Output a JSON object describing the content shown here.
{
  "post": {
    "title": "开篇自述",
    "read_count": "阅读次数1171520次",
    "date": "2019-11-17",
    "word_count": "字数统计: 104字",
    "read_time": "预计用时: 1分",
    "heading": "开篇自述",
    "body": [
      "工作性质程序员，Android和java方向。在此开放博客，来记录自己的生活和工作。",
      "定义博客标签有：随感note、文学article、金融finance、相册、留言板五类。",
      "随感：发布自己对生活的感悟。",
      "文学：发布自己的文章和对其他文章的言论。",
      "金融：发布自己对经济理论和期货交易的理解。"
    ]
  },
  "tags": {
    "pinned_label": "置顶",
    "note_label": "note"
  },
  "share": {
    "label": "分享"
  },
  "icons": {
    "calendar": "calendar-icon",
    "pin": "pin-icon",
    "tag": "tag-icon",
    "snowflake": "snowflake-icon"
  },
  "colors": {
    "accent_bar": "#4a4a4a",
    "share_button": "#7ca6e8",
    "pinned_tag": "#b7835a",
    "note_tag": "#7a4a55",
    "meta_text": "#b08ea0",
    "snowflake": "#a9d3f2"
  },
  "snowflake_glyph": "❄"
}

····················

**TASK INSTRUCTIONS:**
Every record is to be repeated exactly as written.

**FINISHED EXERCISE:**
Output a JSON object describing the content shown here.
{
  "post": {
    "title": "开篇自述",
    "read_count": "阅读次数1171520次",
    "date": "2019-11-17",
    "word_count": "字数统计: 104字",
    "read_time": "预计用时: 1分",
    "heading": "开篇自述",
    "body": [
      "工作性质程序员，Android和java方向。在此开放博客，来记录自己的生活和工作。",
      "定义博客标签有：随感note、文学article、金融finance、相册、留言板五类。",
      "随感：发布自己对生活的感悟。",
      "文学：发布自己的文章和对其他文章的言论。",
      "金融：发布自己对经济理论和期货交易的理解。"
    ]
  },
  "tags": {
    "pinned_label": "置顶",
    "note_label": "note"
  },
  "share": {
    "label": "分享"
  },
  "icons": {
    "calendar": "calendar-icon",
    "pin": "pin-icon",
    "tag": "tag-icon",
    "snowflake": "snowflake-icon"
  },
  "colors": {
    "accent_bar": "#4a4a4a",
    "share_button": "#7ca6e8",
    "pinned_tag": "#b7835a",
    "note_tag": "#7a4a55",
    "meta_text": "#b08ea0",
    "snowflake": "#a9d3f2"
  },
  "snowflake_glyph": "❄"
}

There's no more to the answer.